Search Result for "to lap timbers":

The Collaborative International Dictionary of English v.0.48:

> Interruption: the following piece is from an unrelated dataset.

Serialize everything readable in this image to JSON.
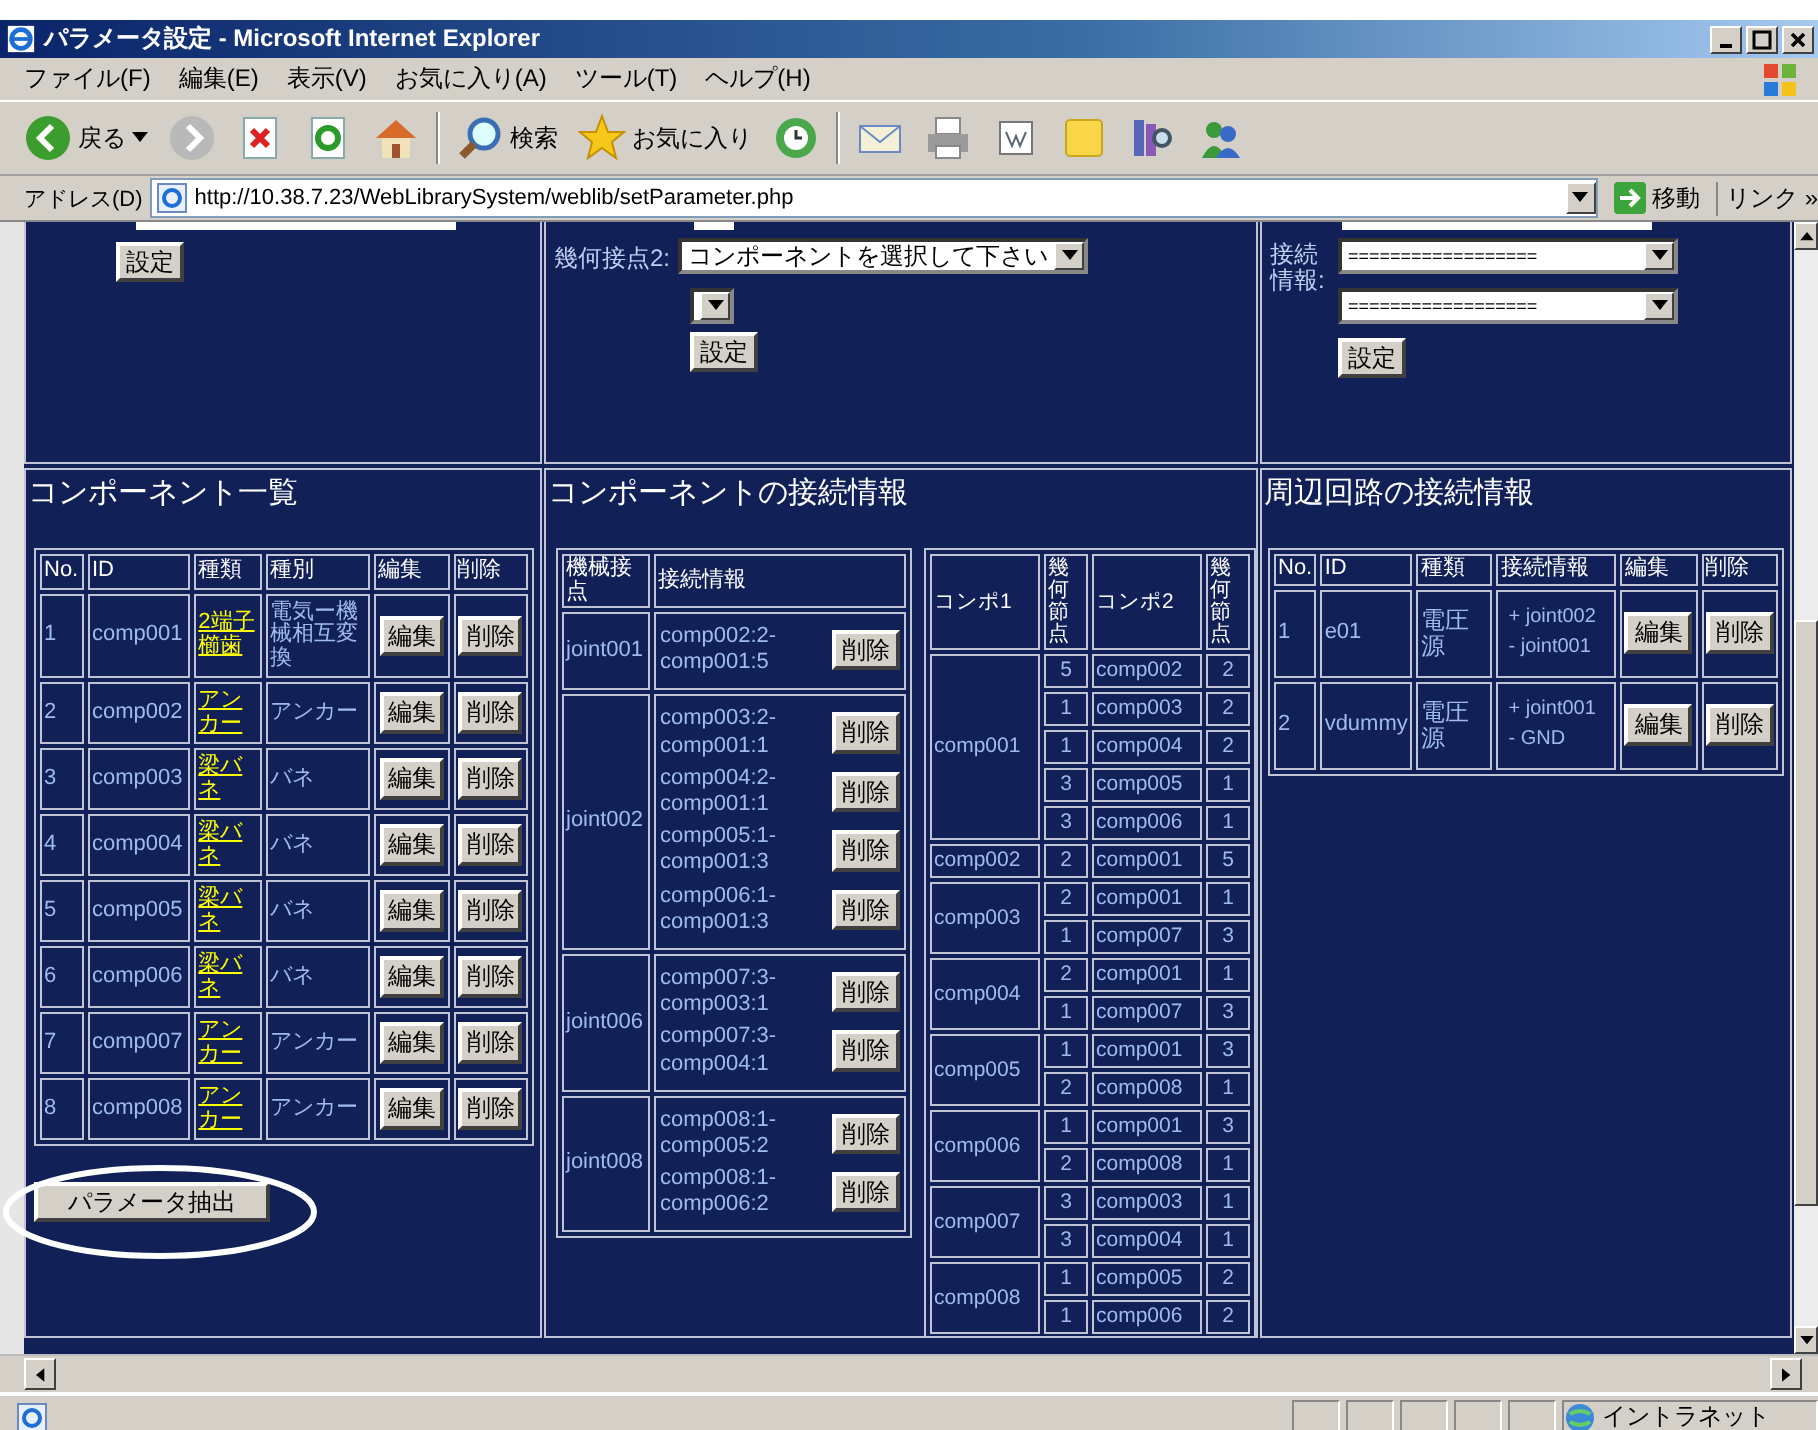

Lap \Lap\, v. t. [OE. lappen to fold (see Lap, n.); cf. also OE. wlappen, perh. another form of wrappen, E, wrap.] 1. To fold; to bend and lay over or on something; as, to lap a piece of cloth. [1913 Webster] 2. To wrap or wind around something. [1913 Webster] About the paper . . . I lapped several times a slender thread of very black silk. --Sir I. Newton. [1913 Webster] 3. To infold; to hold as in one's lap; to cherish. [1913 Webster] Her garment spreads, and laps him in the folds. --Dryden. [1913 Webster] 4. To lay or place over anything so as to partly or wholly cover it; as, to lap one shingle over another; to lay together one partly over another; as, to lap weather-boards; also, to be partly over, or by the side of (something); as, the hinder boat lapped the foremost one. [1913 Webster] 5. (Carding & Spinning) To lay together one over another, as fleeces or slivers for further working. [1913 Webster] To lap boards, shingles, etc., to lay one partly over another. To lap timbers, to unite them in such a way as to preserve the same breadth and depth throughout, as by scarfing. --Weale. [1913 Webster]